42% of Employees Consider Quitting Their Jobs in Next Year

More than four in 10 workers (42 percent) in a new survey from global staffing firm Robert Half said they’re likely to look for a new job within the next year. For respondents ages 18 to 34, the number likely to seek new employment in the next 12 months jumps to 68 percent.

Part of the retention challenge for executives is understanding why a good employee might want to leave. Inadequate salary and benefits is the top reason workers said they would quit. However, CFOs reported the number-one reason they think good employees would resign is limited growth potential.

“Once turnover begins, it’s often too late to stop it,” said Robert Half senior executive director Paul McDonald. “Employers should not assume their teams are content. They need a pulse on how employees truly feel about their job and the company, and a willingness to take action when necessary.”

Employees were asked, “How likely are you to look for a new job in the next 12 months?” Their responses*:

Very likely 17%
Somewhat likely 25%
Somewhat unlikely 28%
Very unlikely 29%

*Responses do not total 100 percent due to rounding.


CFOs were asked, “Which one of the following is most likely to cause good employees to quit their jobs?”* Workers were asked, “Which one of the following is most likely to cause you to quit your job?”
Limited opportunities for career growth or advancement 27% 14%
Inadequate salary and benefits 23% 39%
Bored with job 18% 10%
Unhappiness with management 13% 25%
Overworked 10% 9%
Lack of recognition 8% 3%
Don’t know 2% 0%
  101% 100%

*Responses do not total 100 percent due to rounding.

View a slideshow of the full survey findings, including where companies experience the most turnover and steps they’re taking to retain staff.

Managers of financial teams don’t seem overly concerned about turnover. More than half (54 percent) of CFOs said they have no retention worries, and only 9 percent are very concerned about employee turnover.

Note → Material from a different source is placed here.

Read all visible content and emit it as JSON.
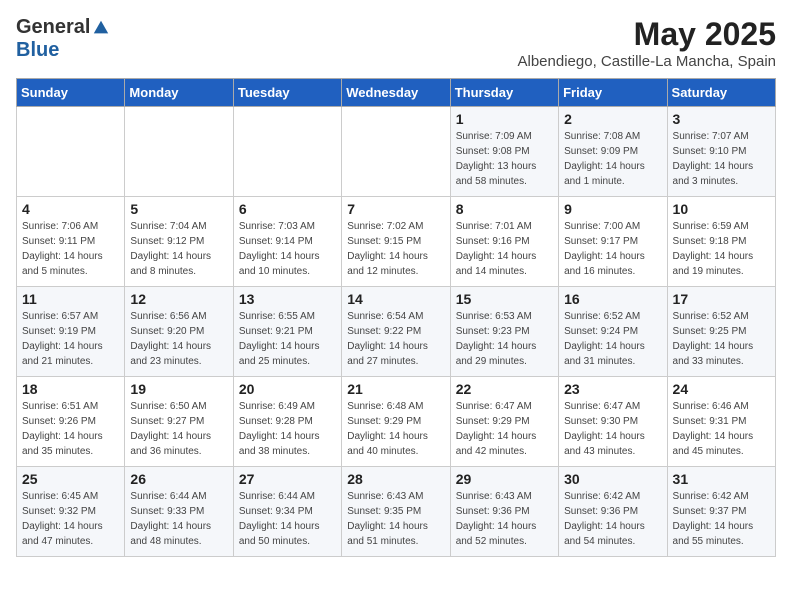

“Retention should be an ongoing focus,” McDonald added. “Accounting and finance professionals have more job opportunities today and, if they leave, are harder to replace.”

Robert Half highlights five tips to reduce turnover:

  • Gauge job satisfaction. Don’t presume all is well. Ask people what they think about their work, such as how interesting or challenging they find it. Regular one-on-one meetings are effective, but for brutally honest feedback, such as worker happiness with management, consider conducting an anonymous survey.
  • Increase salaries. It’s no secret that money talks — and persuades or changes minds. If it’s been some time since you’ve evaluated your company’s compensation structure, benchmark current employee wages against sources like the Robert Half Salary Guides. Strive to offer above-average compensation for your city and industry.
  • Leverage bonuses. These financial incentives are one way to retain highly skilled team members, especially if your company is undergoing a major change like a merger or acquisition. In addition to merit-based rewards, look for opportunities to award spot bonuses following key projects or periods of extraordinary performance.
  • Help employees recharge. Even well-compensated staff are more likely to quit if they’re continually stressed and overworked. Increase the chances of keeping staff by allowing them the freedom they crave. Think autonomy, flextime, remote work, on-site amenities and generous paid time off.
  • Show them the way. If employees don’t see an obvious path upward within the company, they’ll make their own way — out the door. Keep today’s top performers and tomorrow’s leaders motivated by having regular discussions about in-house growth prospects, as well as your company’s willingness to invest in their future.

Watch this video for more employer retention tips.